Three years ago on Palm Sunday, our family pet of 15 years took its last breath as I held it. The following Sunday, Easter Sunday, my Mom who had battled Mutiple Myeloma for 11 years, had some sort of mini-stroke, she feel, broke her wrist, was taken to the Emergency Room, and by 10:00am on East Monday, we found ourselves gathered around her bedside in Hospice Care in Greensboro North Carolina. The following Saturday, while my mother still lay in Hospice Care, I walked the aisle and graduated with a Masters of Arts in Christian Education from Union Presbyterian Seminary. My parents, who had supported that endeavor, were unable to witness the graduation. The following Friday at 6:04am, My Mom breathed her last breath with me holding her hand. Two days later we celebrated Mother’s Day with my Mother’s body lying in state at the Funeral Home. I wrote in my journal, those three weeks were like the swinging of a pendulum—-I moved from deep sadness to extreme joy, from extreme joy to deep sadness, joy to sadness, sadness to joy.

Last year, a bright young 15 year old artist who attends our church asked me a simple yet poignant question. He asked, “What is your favorite emotion?” It was a question I had never been asked. I engaged the young man in conversation and as we talked, I realized in the depth of my spirit that joy and grief come from the same place inside of us.
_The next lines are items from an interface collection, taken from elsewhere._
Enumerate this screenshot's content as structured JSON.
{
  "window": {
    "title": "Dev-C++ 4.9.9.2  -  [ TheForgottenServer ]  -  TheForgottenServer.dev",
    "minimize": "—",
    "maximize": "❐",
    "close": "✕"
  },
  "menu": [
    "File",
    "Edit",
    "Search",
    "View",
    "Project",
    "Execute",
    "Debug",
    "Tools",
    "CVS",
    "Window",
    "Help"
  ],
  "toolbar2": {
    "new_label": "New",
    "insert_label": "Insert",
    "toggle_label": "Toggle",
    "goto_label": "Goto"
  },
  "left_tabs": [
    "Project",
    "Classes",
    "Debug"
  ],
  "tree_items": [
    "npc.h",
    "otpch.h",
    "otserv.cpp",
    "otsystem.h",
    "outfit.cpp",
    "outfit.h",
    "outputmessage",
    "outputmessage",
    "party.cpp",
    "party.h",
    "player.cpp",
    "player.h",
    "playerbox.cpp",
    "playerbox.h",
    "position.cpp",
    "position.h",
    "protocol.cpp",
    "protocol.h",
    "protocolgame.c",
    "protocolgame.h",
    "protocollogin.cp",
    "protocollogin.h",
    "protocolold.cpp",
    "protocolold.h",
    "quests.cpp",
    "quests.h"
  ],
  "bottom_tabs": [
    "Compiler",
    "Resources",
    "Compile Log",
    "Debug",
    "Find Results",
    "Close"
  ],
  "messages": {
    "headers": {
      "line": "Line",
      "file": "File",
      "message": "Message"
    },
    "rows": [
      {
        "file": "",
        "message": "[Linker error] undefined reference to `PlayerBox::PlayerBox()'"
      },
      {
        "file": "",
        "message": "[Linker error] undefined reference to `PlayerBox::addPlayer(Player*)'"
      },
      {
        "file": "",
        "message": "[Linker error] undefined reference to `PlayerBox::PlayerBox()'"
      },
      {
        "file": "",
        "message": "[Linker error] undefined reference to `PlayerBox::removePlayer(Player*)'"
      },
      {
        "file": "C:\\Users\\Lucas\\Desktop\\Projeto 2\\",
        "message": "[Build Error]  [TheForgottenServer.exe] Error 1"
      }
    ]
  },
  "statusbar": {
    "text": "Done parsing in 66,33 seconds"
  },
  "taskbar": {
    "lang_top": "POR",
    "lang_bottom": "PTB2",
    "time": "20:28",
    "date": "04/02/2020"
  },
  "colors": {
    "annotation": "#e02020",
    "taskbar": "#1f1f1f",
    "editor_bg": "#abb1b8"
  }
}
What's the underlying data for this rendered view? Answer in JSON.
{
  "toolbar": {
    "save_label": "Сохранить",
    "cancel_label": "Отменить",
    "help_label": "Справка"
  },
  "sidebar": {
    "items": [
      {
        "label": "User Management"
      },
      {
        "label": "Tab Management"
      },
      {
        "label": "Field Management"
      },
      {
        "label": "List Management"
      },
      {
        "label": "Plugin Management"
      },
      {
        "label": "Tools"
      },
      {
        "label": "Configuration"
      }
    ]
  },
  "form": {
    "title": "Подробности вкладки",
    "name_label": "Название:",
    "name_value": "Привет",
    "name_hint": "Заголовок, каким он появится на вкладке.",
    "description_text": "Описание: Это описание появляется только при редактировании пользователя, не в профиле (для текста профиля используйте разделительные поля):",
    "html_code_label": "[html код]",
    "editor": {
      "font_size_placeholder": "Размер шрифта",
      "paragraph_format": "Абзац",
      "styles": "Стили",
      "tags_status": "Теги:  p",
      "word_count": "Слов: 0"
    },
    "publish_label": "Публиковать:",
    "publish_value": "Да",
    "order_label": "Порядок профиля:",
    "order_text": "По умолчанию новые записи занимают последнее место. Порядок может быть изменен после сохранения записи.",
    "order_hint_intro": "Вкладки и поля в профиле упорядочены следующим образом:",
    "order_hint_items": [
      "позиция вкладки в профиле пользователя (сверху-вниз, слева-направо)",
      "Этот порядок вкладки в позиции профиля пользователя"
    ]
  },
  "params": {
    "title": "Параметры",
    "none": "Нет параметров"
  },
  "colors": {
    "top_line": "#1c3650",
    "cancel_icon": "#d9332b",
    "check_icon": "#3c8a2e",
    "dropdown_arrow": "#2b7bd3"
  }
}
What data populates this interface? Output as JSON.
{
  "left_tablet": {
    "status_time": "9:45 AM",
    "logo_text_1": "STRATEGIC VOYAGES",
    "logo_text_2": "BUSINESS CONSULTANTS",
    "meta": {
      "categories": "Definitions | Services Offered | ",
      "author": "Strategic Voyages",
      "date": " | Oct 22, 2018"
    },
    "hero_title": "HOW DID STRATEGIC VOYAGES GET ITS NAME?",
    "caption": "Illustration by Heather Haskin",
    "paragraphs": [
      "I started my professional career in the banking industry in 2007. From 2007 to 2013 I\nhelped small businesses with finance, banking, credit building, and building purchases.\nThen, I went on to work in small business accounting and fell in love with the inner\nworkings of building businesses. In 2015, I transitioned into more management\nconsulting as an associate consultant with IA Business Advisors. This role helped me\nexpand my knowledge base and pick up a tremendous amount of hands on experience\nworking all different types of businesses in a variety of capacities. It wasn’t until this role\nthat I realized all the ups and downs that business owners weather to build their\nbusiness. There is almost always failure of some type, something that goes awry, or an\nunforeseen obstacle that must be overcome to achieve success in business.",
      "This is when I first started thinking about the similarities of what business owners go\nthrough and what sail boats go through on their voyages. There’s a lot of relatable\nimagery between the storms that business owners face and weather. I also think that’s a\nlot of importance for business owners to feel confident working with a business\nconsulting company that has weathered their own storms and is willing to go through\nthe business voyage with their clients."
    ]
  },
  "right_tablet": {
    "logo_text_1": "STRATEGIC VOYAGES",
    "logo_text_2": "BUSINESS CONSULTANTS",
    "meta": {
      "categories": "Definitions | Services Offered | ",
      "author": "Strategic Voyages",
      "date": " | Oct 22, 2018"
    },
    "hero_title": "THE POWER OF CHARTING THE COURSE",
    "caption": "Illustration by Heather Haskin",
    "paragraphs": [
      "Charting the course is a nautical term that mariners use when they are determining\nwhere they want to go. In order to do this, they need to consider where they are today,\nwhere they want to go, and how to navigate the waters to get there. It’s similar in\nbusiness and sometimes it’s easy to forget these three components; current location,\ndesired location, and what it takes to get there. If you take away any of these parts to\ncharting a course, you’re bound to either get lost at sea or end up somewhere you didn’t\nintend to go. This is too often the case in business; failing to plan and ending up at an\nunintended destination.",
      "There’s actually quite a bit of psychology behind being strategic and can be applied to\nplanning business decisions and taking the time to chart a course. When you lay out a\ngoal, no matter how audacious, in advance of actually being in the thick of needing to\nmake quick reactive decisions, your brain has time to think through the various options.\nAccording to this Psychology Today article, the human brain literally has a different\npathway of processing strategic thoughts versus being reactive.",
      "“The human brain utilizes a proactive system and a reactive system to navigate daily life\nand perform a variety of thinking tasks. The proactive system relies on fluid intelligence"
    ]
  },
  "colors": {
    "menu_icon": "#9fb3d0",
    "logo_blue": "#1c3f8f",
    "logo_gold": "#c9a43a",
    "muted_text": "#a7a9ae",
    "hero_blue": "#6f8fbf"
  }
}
I am convinced that without the deepness of our grief, we can never fully understand and appreciate the richness of life. Without tears, our laughter has no value. With no struggle there can be no appreciation for freedom. Without loss there can never truly be any “having.” And, I am convinced without grief, there can never truly be any joy.

I answered Kyle’s question, “Grief is my favorite emotion.”

A few weeks later, Kyle presented me with a mask that he sculpted. He named the mask, Dolum. Dolum comes from the latin word “Dorlore” which means, “deep sadness, grief.” If you look closely at Dolum, you will see the tears of grief on his face—but don’t stop there—keep looking, you’ll see that those tears have dropped on fertile ground and in that place, new life is springing up.

In the chapel at the LDHH-Southminster, there is a journal. People who wander into the chapel are invited to share their thoughts. I found these words written in that journal:

How badly will this hurt?
How deep will the cut be?
How weighty the grief?
How badly it will hurt is dependent solely on how goodly I have loved;
The cut will be only as deep as the measure of joy I experienced.
And the grief? Well, while weighty, I am confident that the grief will be in direct
proportion to the measure of the life I mourn. And I would not trade either.

In closing, I give you the gift of these words from White Elk, a Native American sage:
“When you were born, you cried and the world rejoiced.
Live your life so that when you die, the world cries and you rejoice!”

Several decades ago, Lanny Wolfe was asked by his record label, the Benson Company, to write a Christmas Musical.  One of the songs he penned for that musical is “More Than Wonderful.”   However, the Benson Company determined that the song was NOT “Christmas enough” to make the cut—so, “More than Wonderful” was cut from the musical (Noel: Jesus is Born!).  Later, Lanny pitched the song to Sandy Patti, who shared it with Larnelle Harris.  Sandy and Larnelle decided to cut the tune as a duet and the song skyrocketed in the Contemporary and Church Music worlds.

When you read the lyrics and allow the melodies to flow over you like water, there can be no doubt that there is not song that represents Christmas more appropriately and as forcefully and fully as “More Than Wonderful.”

Our trio, Three Fold Chord, began singing an acoustic version of the song several years ago. It continues to move us, inspire us and focus us on the incarnational event that split history in two.  I am grateful that the Holy Spirit moved the pen of Lanny Wolfe to craft this beautiful song.  I am grateful that “the Word” was made flesh and moved into the neighborhood (as Eugene Petersen translates it in the Gospel of John).  And  I am thankful that “the finest words I know could not begin to tell, just want Jesus means to me.”

I hope you enjoy this music, its message and meaning as much as we enjoy singing it.